> _Work task_: Isolate every line in the records below with "links" in it.

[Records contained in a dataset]
-- Opening Marker --

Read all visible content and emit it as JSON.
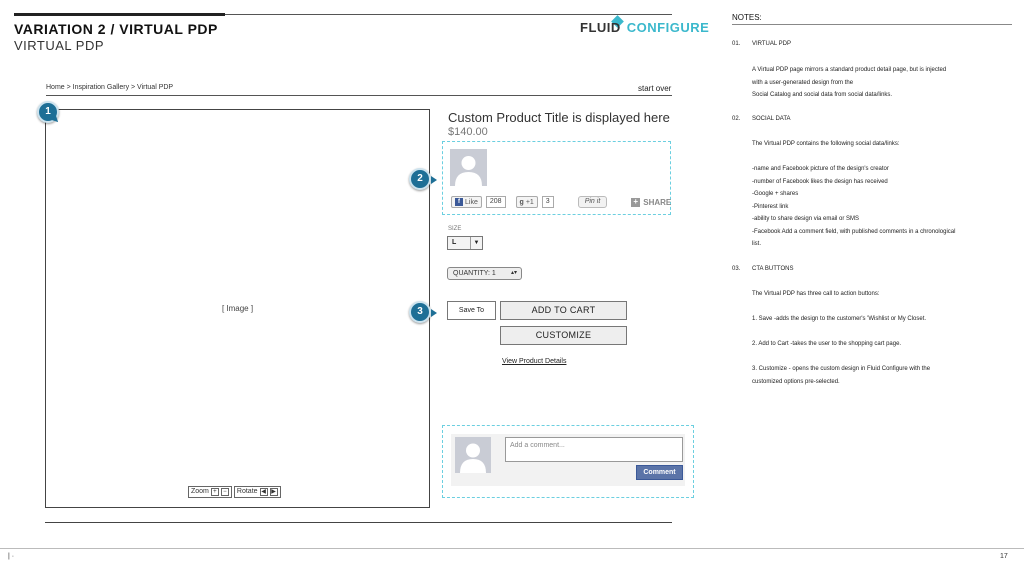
{
  "header": {
    "title": "VARIATION 2 / VIRTUAL PDP",
    "subtitle": "VIRTUAL PDP",
    "logo_word_1": "FLUID",
    "logo_word_2": "CONFIGURE"
  },
  "breadcrumb": {
    "text": "Home  >  Inspiration Gallery  >  Virtual PDP",
    "start_over": "start over"
  },
  "product": {
    "image_placeholder": "[ Image ]",
    "zoom_label": "Zoom",
    "rotate_label": "Rotate",
    "title": "Custom Product Title is displayed here",
    "price": "$140.00"
  },
  "social": {
    "like_label": "Like",
    "like_count": "208",
    "gplus_label": "+1",
    "gplus_count": "3",
    "pinit_label": "Pin it",
    "share_label": "SHARE"
  },
  "options": {
    "size_label": "SIZE",
    "size_value": "L",
    "quantity_label": "QUANTITY: 1"
  },
  "actions": {
    "save_label": "Save To",
    "add_to_cart_label": "ADD TO CART",
    "customize_label": "CUSTOMIZE",
    "view_details_label": "View Product Details"
  },
  "comments": {
    "placeholder": "Add a comment...",
    "button_label": "Comment"
  },
  "annotations": {
    "marker_1": "1",
    "marker_2": "2",
    "marker_3": "3"
  },
  "notes": {
    "title": "NOTES:",
    "items": [
      {
        "num": "01.",
        "heading": "VIRTUAL PDP",
        "body": "A Virtual PDP page mirrors a standard product detail page, but is injected\nwith a user-generated design from the\nSocial Catalog and social data from social data/links."
      },
      {
        "num": "02.",
        "heading": "SOCIAL DATA",
        "body": "The Virtual PDP contains the following social data/links:\n\n-name and Facebook picture of the design's creator\n-number of Facebook likes the design has received\n-Google + shares\n-Pinterest link\n-ability to share design via email or SMS\n-Facebook Add a comment field, with published comments in a chronological\nlist."
      },
      {
        "num": "03.",
        "heading": "CTA BUTTONS",
        "body": "The Virtual PDP has three call to action buttons:\n\n1. Save -adds the design to the customer's 'Wishlist or My Closet.\n\n2. Add to Cart -takes the user to the shopping cart page.\n\n3. Customize - opens the custom design in Fluid Configure with the\ncustomized options pre-selected."
      }
    ]
  },
  "footer": {
    "left": "|  ·",
    "page_number": "17"
  },
  "colors": {
    "accent": "#3bb8cc",
    "marker": "#1e6f96",
    "facebook": "#3b5998"
  }
}
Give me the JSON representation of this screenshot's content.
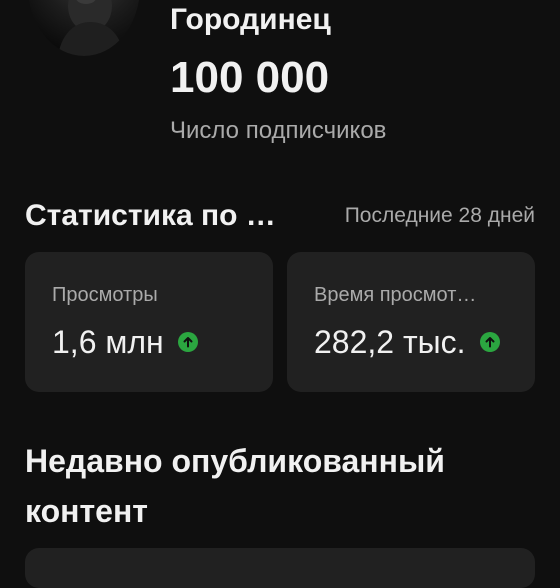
{
  "channel": {
    "name": "Городинец",
    "subscriber_count": "100 000",
    "subscriber_label": "Число подписчиков"
  },
  "stats": {
    "title": "Статистика по …",
    "period": "Последние 28 дней",
    "cards": [
      {
        "label": "Просмотры",
        "value": "1,6 млн",
        "trend": "up",
        "trend_icon": "arrow-up-icon"
      },
      {
        "label": "Время просмот…",
        "value": "282,2 тыс.",
        "trend": "up",
        "trend_icon": "arrow-up-icon"
      }
    ]
  },
  "recent": {
    "title": "Недавно опубликованный контент"
  },
  "colors": {
    "background": "#0f0f0f",
    "card": "#212121",
    "text_primary": "#f1f1f1",
    "text_secondary": "#aaaaaa",
    "trend_up": "#2ba640"
  }
}
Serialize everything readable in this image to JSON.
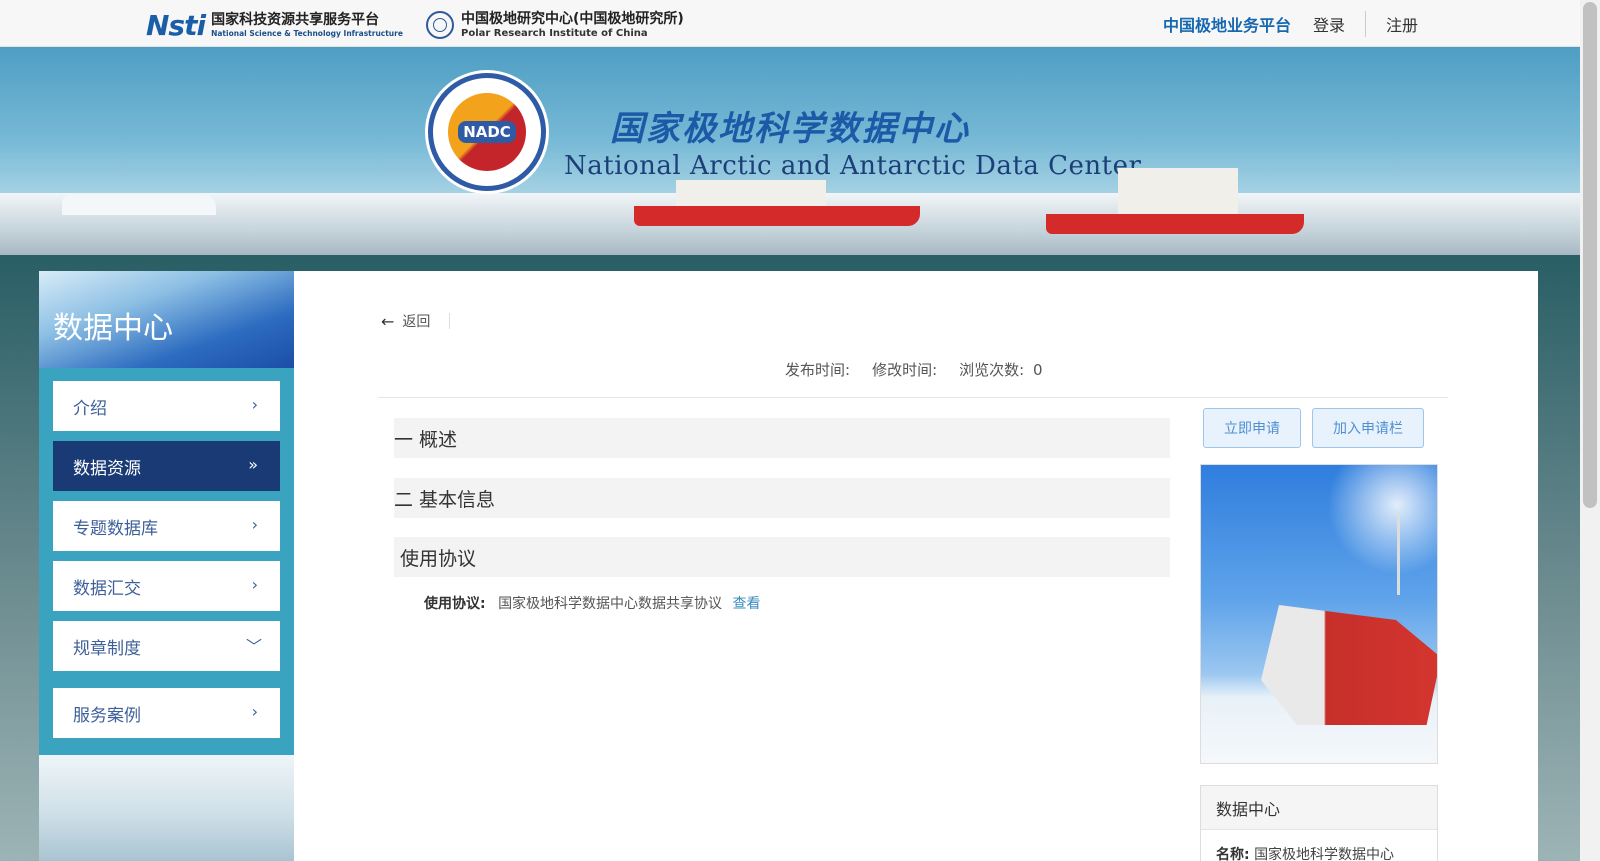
{
  "topbar": {
    "logo1": {
      "mark": "Nsti",
      "cn": "国家科技资源共享服务平台",
      "en": "National Science & Technology Infrastructure"
    },
    "logo2": {
      "cn": "中国极地研究中心(中国极地研究所)",
      "en": "Polar Research Institute of China"
    },
    "links": {
      "platform": "中国极地业务平台",
      "login": "登录",
      "register": "注册"
    }
  },
  "banner": {
    "seal_label": "NADC",
    "title_cn": "国家极地科学数据中心",
    "title_en": "National Arctic and Antarctic Data Center"
  },
  "sidebar": {
    "title": "数据中心",
    "items": [
      {
        "label": "介绍",
        "chevron": "›"
      },
      {
        "label": "数据资源",
        "chevron": "»"
      },
      {
        "label": "专题数据库",
        "chevron": "›"
      },
      {
        "label": "数据汇交",
        "chevron": "›"
      },
      {
        "label": "规章制度",
        "chevron": "﹀"
      },
      {
        "label": "服务案例",
        "chevron": "›"
      }
    ]
  },
  "main": {
    "back_label": "返回",
    "meta": {
      "published": "发布时间:",
      "modified": "修改时间:",
      "views": "浏览次数:",
      "views_count": "0"
    },
    "sections": [
      "一 概述",
      "二 基本信息",
      "使用协议"
    ],
    "agreement": {
      "label": "使用协议:",
      "value": "国家极地科学数据中心数据共享协议",
      "link": "查看"
    },
    "buttons": {
      "apply": "立即申请",
      "cart": "加入申请栏"
    },
    "info_box": {
      "title": "数据中心",
      "name_label": "名称:",
      "name_value": "国家极地科学数据中心"
    }
  }
}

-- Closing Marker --

> _Problem solution_:
        "body": "A Virtual PDP page mirrors a standard product detail page, but is injected\nwith a user-generated design from the\nSocial Catalog and social data from social data/links."
        "body": "The Virtual PDP contains the following social data/links:\n\n-name and Facebook picture of the design's creator\n-number of Facebook likes the design has received\n-Google + shares\n-Pinterest link\n-ability to share design via email or SMS\n-Facebook Add a comment field, with published comments in a chronological\nlist."
    "links": {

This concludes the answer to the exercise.